So now that we covered estate and inheritance taxes let’s move on how to apply those taxes at state and federal levels.
Inheritance Tax at the State Level
When a loved one passes and you inherit assets or property, you are required to pay taxes. This type of tax can sometimes be confused with an estate tax, which is a different kind of “death” tax.
There are only six states that require you to pay inheritance taxes:
- New Jersey
If your state isn’t listed, you’re in the clear—at least at the state level.
For those in the states listed above, paying inheritance taxes depends on your relationship with the deceased.
Seemingly at the state level starting in 2019, 12 states require payment of estate taxes. Those states are as follows; Connecticut, Hawaii, Illinois, Maine, Maryland, Massachusetts, Minnesota, New York, Oregon, Rhode Island, Vermont, and Washington. It’s essential to look at the state of the inheritance as the exemptions may vary. Most importantly, these estate taxes have to be paid to the state prior to receiving an inheritance, so be sure to make this a priority.
How much do you have to pay for inheritance taxes?
That is a great question. Below are estimates which vary from year to year.
- Pennsylvania 4.5%-15%
- New Jersey 0%-16%
- Nebraska 1%-18%
- Maryland 10%
- Kentucky 4%-16%
- Iowa 5%-15%
Some Exceptions on Inheritance Taxes
Surviving spouses are always exempt from inheritance tax, no matter what state you’re in. Now, if you are a child or grandchild living in New Jersey, Kentucky, Iowa, or Maryland, you are safe as well.
Pennsylvania and Nebraska may require payment, depending on the relationship of the deceased to the inheritor.
Inheritance tax at the federal level
Inheritance taxes are not considered taxable income, so that’s one less thing you have to report on federal taxes. Keep in mind depending on the relationship; you may be subject to state taxes. The type of property or assets obtained may be subject to a tax as well.
For example, a 401(k) will be applied as income in federal taxes if you do any distributions; however, if the value of a home is less than 11.4 million after credits and allowable tax deductions then you are safe from paying the tax on it.
In all seriousness, there are different levels when it comes to inheritance taxes, and you want to ensure yourself or other family members are setting up paperwork correctly, so there are no mishaps or complications when dealing with a deceased person and their assets.
Losing a loved one is hard enough, tack on having to worry about taxes owed to the federal government and budgeting the finances, and you’ve got a mental overload. It is imperative to plan extensively and talk to a tax professional to break down the complexities involved with taxes on inherited property.

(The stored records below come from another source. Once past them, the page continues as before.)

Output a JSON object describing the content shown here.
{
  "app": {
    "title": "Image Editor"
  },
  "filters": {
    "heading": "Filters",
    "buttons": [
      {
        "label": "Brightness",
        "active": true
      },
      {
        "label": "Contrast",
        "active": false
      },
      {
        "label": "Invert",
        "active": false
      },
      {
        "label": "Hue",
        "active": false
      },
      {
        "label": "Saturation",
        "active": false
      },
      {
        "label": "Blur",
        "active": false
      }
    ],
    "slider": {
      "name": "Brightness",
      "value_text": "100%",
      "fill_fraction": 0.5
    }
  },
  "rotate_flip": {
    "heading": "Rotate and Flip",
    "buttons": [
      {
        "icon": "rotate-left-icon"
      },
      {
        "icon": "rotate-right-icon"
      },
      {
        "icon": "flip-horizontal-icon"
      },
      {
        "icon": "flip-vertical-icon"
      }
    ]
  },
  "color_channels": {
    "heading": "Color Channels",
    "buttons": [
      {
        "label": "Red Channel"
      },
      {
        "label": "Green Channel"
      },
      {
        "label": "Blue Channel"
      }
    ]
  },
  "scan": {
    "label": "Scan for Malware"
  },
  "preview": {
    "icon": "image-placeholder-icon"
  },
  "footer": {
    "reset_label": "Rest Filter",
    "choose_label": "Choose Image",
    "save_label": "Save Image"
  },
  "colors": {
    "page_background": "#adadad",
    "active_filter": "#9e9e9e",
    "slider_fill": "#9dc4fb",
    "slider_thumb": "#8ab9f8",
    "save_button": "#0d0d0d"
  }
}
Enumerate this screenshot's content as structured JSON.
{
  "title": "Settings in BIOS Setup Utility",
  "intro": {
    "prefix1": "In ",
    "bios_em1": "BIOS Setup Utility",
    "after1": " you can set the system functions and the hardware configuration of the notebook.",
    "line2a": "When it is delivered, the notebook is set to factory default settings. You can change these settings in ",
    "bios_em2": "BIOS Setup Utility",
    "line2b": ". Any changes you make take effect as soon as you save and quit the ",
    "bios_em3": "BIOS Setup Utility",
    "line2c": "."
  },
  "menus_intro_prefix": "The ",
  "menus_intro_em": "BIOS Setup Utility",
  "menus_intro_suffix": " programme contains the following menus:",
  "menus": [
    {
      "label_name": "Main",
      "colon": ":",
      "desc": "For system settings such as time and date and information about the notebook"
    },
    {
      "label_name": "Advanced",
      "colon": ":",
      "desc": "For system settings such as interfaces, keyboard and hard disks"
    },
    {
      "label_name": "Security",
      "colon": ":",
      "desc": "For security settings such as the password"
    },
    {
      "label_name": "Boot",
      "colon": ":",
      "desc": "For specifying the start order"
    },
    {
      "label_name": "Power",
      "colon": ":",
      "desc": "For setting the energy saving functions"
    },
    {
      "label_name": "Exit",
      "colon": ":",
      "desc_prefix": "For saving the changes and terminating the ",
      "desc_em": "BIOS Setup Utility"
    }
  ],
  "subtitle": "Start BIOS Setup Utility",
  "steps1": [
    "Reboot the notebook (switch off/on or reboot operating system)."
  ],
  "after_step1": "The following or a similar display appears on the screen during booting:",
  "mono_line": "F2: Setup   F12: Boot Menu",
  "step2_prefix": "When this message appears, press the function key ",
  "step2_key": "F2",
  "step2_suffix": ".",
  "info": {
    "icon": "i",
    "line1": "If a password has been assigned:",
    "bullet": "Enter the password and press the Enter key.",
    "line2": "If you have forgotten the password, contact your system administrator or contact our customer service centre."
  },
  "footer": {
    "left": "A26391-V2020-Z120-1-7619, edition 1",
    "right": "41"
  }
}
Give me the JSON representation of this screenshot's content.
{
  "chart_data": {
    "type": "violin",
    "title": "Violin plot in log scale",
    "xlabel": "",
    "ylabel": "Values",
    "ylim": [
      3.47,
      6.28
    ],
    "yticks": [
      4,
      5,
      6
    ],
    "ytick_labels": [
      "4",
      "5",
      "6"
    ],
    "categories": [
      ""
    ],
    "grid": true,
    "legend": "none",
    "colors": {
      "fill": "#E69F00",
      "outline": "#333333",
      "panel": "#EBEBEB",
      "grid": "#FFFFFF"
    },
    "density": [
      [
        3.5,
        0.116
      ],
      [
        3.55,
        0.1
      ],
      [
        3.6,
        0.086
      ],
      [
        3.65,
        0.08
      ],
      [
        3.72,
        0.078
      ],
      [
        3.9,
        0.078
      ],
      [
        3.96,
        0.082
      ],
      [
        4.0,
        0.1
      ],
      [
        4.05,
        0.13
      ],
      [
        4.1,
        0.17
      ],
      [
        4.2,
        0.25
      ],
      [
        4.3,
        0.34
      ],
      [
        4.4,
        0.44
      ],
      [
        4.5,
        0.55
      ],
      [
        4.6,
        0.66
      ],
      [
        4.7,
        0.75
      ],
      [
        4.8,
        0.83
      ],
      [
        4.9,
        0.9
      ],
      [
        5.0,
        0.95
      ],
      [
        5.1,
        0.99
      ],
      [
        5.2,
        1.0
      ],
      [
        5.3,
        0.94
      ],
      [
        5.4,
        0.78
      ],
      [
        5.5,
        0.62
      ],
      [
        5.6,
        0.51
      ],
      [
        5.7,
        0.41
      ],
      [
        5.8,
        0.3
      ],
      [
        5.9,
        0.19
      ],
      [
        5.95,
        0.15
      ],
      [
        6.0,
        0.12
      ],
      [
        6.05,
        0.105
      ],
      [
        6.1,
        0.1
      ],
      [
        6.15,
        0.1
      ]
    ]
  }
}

At Considine and Considine, we implement tax planning specific to the person and consistently strive to build trust and a solid foundation with our clients.
At Considine and Considine, we take the load off your shoulders by consulting you through the tough times to ensure you have peace of mind and security. Schedule a consultation today!